-- RECORD EXCERPTS follows --

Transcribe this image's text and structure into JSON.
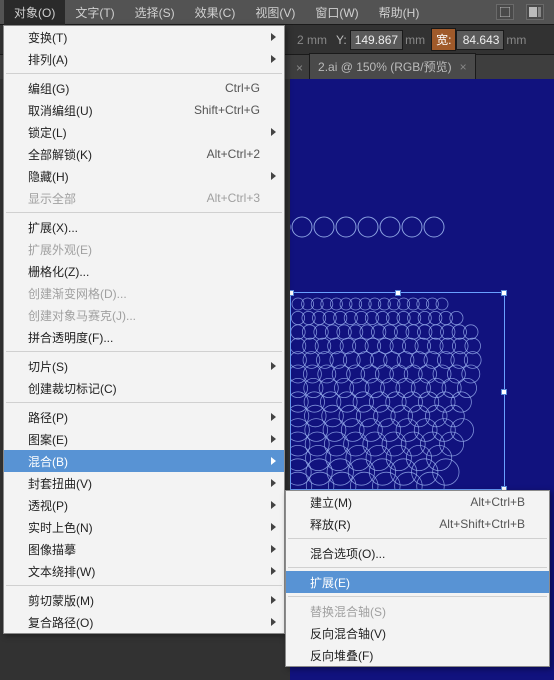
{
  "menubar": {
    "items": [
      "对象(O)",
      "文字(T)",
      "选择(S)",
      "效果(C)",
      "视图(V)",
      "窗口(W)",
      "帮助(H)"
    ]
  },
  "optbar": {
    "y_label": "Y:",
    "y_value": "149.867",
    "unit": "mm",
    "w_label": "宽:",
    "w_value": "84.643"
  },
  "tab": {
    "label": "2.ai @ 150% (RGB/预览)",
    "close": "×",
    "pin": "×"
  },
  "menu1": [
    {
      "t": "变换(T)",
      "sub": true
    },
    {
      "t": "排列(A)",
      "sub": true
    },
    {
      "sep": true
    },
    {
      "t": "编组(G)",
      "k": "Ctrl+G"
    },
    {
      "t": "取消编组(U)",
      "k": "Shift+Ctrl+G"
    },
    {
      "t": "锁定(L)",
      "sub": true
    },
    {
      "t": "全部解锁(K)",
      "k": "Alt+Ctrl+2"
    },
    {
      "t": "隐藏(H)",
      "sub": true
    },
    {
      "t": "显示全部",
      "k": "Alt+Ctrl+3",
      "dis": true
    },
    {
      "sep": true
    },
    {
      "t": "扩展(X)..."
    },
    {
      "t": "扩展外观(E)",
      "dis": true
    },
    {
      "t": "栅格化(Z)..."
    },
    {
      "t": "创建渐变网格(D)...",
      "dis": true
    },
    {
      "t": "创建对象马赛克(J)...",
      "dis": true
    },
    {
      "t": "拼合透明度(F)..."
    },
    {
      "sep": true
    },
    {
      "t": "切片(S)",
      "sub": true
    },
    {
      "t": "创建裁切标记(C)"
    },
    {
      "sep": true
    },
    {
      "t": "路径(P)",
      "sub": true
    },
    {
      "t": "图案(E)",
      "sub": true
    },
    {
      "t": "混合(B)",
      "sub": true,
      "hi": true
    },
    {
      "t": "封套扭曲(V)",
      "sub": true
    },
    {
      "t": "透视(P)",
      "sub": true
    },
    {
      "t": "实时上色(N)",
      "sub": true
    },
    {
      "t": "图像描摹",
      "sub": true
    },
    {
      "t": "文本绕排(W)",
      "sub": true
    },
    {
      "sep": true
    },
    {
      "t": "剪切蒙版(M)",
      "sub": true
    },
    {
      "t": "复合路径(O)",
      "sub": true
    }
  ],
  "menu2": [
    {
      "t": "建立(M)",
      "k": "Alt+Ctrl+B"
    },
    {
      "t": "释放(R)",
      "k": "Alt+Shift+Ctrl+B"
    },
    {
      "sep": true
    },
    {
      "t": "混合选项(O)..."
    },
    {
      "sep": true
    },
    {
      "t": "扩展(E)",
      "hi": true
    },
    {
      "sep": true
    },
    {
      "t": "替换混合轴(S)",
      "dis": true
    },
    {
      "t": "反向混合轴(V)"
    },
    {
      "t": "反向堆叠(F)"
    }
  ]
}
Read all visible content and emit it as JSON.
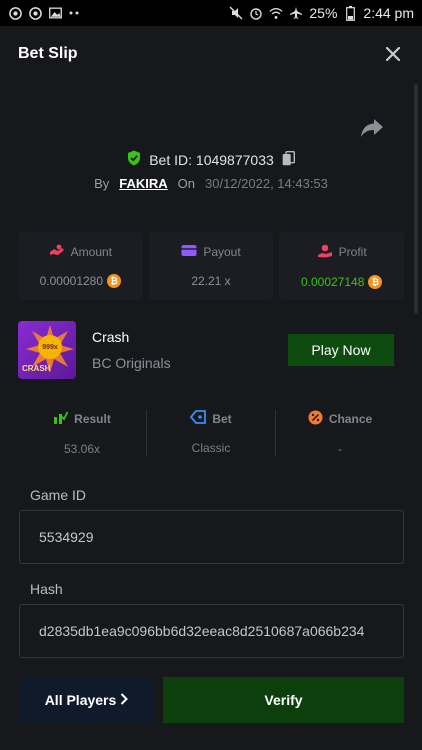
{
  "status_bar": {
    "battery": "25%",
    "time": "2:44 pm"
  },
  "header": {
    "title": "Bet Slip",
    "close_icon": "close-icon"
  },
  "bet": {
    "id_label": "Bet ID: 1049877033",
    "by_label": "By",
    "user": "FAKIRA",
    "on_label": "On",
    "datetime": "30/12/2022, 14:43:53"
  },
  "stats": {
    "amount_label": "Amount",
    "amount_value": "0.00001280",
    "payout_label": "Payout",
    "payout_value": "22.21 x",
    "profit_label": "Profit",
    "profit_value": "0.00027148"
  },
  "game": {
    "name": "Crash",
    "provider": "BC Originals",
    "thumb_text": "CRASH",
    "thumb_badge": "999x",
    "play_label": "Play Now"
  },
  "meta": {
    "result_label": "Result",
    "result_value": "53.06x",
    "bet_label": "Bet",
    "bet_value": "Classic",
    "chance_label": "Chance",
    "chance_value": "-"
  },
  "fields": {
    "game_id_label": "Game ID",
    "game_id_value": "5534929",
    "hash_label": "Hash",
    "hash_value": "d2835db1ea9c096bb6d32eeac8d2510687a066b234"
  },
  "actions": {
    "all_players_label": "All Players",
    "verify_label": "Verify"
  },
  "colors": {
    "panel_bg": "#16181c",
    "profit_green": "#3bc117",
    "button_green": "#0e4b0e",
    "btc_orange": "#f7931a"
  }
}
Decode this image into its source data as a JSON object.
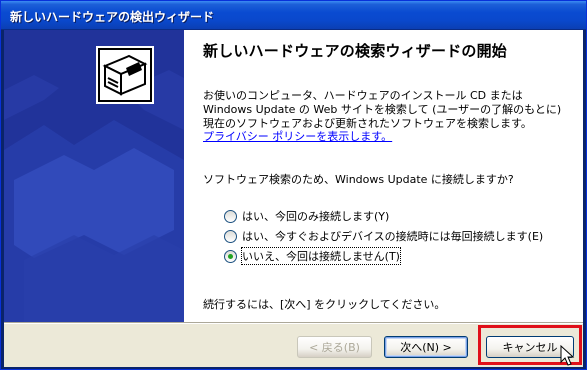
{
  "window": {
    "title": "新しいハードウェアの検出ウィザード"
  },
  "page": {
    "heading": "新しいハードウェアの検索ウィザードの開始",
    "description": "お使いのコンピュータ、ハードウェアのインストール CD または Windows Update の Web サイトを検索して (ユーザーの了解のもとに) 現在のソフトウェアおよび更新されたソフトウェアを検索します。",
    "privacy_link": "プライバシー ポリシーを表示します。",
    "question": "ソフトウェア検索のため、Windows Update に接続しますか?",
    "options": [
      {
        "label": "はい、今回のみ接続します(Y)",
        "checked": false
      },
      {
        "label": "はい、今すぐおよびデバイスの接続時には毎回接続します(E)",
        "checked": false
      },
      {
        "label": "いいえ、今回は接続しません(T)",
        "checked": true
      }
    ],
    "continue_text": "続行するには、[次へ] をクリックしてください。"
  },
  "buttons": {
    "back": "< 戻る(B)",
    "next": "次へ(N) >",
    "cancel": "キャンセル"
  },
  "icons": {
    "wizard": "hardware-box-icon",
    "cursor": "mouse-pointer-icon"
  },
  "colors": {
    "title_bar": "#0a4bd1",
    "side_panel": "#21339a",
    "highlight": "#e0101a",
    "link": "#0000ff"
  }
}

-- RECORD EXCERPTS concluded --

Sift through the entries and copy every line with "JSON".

Transcribe this image's text and structure into JSON.
Read all visible content and emit it as JSON.
Decode this image into its source data as a JSON object.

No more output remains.